■ **Exercise objective**: Copy each line below holding "name".
-=-=-=-=-
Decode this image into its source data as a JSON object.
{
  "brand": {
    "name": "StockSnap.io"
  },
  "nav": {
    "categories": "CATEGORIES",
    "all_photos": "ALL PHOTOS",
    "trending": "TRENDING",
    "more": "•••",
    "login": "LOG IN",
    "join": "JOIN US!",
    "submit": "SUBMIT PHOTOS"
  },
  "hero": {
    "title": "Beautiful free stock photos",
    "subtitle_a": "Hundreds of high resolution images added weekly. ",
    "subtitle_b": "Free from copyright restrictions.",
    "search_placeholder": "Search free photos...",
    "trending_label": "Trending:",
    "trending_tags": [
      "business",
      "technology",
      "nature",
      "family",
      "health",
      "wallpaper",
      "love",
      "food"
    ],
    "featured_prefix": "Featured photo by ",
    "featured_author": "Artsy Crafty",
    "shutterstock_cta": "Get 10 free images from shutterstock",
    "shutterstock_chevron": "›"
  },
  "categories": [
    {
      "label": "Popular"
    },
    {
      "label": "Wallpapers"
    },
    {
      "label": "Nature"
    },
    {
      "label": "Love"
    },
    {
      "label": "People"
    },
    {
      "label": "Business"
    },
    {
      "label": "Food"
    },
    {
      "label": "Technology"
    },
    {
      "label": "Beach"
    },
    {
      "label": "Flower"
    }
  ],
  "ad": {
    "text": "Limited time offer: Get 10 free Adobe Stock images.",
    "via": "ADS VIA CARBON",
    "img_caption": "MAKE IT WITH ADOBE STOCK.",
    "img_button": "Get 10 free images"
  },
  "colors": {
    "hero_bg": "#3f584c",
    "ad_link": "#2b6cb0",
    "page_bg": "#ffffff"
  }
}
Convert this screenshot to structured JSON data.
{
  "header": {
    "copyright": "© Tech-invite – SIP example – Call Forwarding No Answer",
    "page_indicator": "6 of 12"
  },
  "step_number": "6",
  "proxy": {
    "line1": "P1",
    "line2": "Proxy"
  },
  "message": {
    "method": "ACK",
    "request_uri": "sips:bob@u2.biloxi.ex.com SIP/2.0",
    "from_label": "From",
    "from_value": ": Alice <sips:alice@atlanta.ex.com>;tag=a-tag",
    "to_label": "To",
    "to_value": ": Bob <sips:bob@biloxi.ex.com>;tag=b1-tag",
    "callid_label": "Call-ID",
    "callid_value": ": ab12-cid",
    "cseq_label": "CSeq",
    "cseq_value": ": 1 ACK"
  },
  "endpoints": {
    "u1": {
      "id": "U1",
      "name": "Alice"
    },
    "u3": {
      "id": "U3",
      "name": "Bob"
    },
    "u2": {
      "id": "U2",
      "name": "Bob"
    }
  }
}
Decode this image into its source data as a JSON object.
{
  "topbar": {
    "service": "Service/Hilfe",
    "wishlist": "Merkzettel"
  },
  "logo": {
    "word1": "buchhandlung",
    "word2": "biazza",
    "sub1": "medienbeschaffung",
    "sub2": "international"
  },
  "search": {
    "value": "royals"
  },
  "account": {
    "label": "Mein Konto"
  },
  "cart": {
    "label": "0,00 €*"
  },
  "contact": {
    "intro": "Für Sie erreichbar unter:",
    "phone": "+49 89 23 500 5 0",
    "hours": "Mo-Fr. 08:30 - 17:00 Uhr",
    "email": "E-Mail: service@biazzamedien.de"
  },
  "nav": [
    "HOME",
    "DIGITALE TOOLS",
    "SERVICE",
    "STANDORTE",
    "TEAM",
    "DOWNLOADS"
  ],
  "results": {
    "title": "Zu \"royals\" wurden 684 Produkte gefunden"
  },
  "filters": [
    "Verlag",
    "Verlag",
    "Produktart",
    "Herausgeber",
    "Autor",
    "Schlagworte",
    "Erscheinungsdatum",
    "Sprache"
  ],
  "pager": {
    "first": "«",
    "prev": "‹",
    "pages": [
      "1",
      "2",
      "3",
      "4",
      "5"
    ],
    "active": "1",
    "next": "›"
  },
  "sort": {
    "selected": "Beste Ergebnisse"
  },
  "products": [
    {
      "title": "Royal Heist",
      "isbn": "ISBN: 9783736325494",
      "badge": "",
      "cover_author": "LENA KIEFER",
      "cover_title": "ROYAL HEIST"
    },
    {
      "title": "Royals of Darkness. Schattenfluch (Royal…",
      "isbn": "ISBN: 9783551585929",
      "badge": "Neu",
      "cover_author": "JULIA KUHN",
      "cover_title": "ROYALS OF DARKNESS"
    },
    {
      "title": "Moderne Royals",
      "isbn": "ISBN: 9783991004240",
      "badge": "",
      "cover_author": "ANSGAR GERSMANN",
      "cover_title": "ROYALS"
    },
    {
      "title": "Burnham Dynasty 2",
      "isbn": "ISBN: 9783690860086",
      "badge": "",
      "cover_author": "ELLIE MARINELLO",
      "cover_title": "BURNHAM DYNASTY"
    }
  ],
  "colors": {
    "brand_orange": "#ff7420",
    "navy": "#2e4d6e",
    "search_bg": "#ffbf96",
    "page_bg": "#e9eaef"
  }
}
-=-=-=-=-
■ **Output for this task**:
    "name": "StockSnap.io"
      "name": "Alice"
      "name": "Bob"
      "name": "Bob"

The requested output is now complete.